**WHAT NEEDS TO BE DONE**
Copy every line below. Do not alter any of them.
___ PROVIDED DATA
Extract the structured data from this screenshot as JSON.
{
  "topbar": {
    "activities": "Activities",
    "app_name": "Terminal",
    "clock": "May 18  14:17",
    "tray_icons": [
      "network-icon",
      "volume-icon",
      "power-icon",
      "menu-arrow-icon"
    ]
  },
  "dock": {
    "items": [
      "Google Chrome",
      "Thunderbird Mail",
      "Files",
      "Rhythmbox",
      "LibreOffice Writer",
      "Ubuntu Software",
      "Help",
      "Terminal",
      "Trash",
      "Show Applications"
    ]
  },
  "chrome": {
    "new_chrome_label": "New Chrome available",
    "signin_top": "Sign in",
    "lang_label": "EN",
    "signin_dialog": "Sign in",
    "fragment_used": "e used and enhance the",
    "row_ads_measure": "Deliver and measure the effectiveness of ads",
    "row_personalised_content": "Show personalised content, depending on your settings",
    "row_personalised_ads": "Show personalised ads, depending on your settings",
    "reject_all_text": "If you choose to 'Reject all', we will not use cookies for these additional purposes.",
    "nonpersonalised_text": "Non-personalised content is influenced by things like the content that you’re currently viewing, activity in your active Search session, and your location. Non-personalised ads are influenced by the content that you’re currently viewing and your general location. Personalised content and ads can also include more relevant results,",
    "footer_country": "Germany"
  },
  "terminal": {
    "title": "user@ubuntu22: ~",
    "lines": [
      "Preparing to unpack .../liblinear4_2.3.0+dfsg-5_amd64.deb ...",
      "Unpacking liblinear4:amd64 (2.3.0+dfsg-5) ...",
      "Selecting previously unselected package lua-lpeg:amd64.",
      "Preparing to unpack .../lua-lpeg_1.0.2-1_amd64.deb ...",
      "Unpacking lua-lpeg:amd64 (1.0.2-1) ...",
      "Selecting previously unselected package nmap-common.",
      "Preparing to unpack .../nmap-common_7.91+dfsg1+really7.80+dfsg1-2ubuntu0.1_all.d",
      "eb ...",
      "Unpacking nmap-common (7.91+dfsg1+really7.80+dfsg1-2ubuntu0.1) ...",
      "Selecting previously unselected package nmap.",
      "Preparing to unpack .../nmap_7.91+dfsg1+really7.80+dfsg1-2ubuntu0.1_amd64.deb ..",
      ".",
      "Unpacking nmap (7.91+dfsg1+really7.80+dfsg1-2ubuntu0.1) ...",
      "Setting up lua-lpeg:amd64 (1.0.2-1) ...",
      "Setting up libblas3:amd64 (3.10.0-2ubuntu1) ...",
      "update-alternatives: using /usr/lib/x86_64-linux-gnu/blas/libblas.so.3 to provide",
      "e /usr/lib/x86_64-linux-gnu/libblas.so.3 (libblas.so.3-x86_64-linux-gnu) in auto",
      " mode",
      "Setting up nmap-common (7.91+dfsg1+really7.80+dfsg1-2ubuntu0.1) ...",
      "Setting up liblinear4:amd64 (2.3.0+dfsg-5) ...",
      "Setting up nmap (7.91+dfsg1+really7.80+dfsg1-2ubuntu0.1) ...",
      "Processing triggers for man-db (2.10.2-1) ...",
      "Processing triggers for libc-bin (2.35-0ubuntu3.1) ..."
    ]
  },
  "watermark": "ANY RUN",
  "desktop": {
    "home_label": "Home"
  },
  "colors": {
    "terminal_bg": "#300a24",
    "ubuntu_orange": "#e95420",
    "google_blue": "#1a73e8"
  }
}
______
**WRITTEN REPLY**
Extract the structured data from this screenshot as JSON.
{
  "topbar": {
    "activities": "Activities",
    "app_name": "Terminal",
    "clock": "May 18  14:17",
    "tray_icons": [
      "network-icon",
      "volume-icon",
      "power-icon",
      "menu-arrow-icon"
    ]
  },
  "dock": {
    "items": [
      "Google Chrome",
      "Thunderbird Mail",
      "Files",
      "Rhythmbox",
      "LibreOffice Writer",
      "Ubuntu Software",
      "Help",
      "Terminal",
      "Trash",
      "Show Applications"
    ]
  },
  "chrome": {
    "new_chrome_label": "New Chrome available",
    "signin_top": "Sign in",
    "lang_label": "EN",
    "signin_dialog": "Sign in",
    "fragment_used": "e used and enhance the",
    "row_ads_measure": "Deliver and measure the effectiveness of ads",
    "row_personalised_content": "Show personalised content, depending on your settings",
    "row_personalised_ads": "Show personalised ads, depending on your settings",
    "reject_all_text": "If you choose to 'Reject all', we will not use cookies for these additional purposes.",
    "nonpersonalised_text": "Non-personalised content is influenced by things like the content that you’re currently viewing, activity in your active Search session, and your location. Non-personalised ads are influenced by the content that you’re currently viewing and your general location. Personalised content and ads can also include more relevant results,",
    "footer_country": "Germany"
  },
  "terminal": {
    "title": "user@ubuntu22: ~",
    "lines": [
      "Preparing to unpack .../liblinear4_2.3.0+dfsg-5_amd64.deb ...",
      "Unpacking liblinear4:amd64 (2.3.0+dfsg-5) ...",
      "Selecting previously unselected package lua-lpeg:amd64.",
      "Preparing to unpack .../lua-lpeg_1.0.2-1_amd64.deb ...",
      "Unpacking lua-lpeg:amd64 (1.0.2-1) ...",
      "Selecting previously unselected package nmap-common.",
      "Preparing to unpack .../nmap-common_7.91+dfsg1+really7.80+dfsg1-2ubuntu0.1_all.d",
      "eb ...",
      "Unpacking nmap-common (7.91+dfsg1+really7.80+dfsg1-2ubuntu0.1) ...",
      "Selecting previously unselected package nmap.",
      "Preparing to unpack .../nmap_7.91+dfsg1+really7.80+dfsg1-2ubuntu0.1_amd64.deb ..",
      ".",
      "Unpacking nmap (7.91+dfsg1+really7.80+dfsg1-2ubuntu0.1) ...",
      "Setting up lua-lpeg:amd64 (1.0.2-1) ...",
      "Setting up libblas3:amd64 (3.10.0-2ubuntu1) ...",
      "update-alternatives: using /usr/lib/x86_64-linux-gnu/blas/libblas.so.3 to provide",
      "e /usr/lib/x86_64-linux-gnu/libblas.so.3 (libblas.so.3-x86_64-linux-gnu) in auto",
      " mode",
      "Setting up nmap-common (7.91+dfsg1+really7.80+dfsg1-2ubuntu0.1) ...",
      "Setting up liblinear4:amd64 (2.3.0+dfsg-5) ...",
      "Setting up nmap (7.91+dfsg1+really7.80+dfsg1-2ubuntu0.1) ...",
      "Processing triggers for man-db (2.10.2-1) ...",
      "Processing triggers for libc-bin (2.35-0ubuntu3.1) ..."
    ]
  },
  "watermark": "ANY RUN",
  "desktop": {
    "home_label": "Home"
  },
  "colors": {
    "terminal_bg": "#300a24",
    "ubuntu_orange": "#e95420",
    "google_blue": "#1a73e8"
  }
}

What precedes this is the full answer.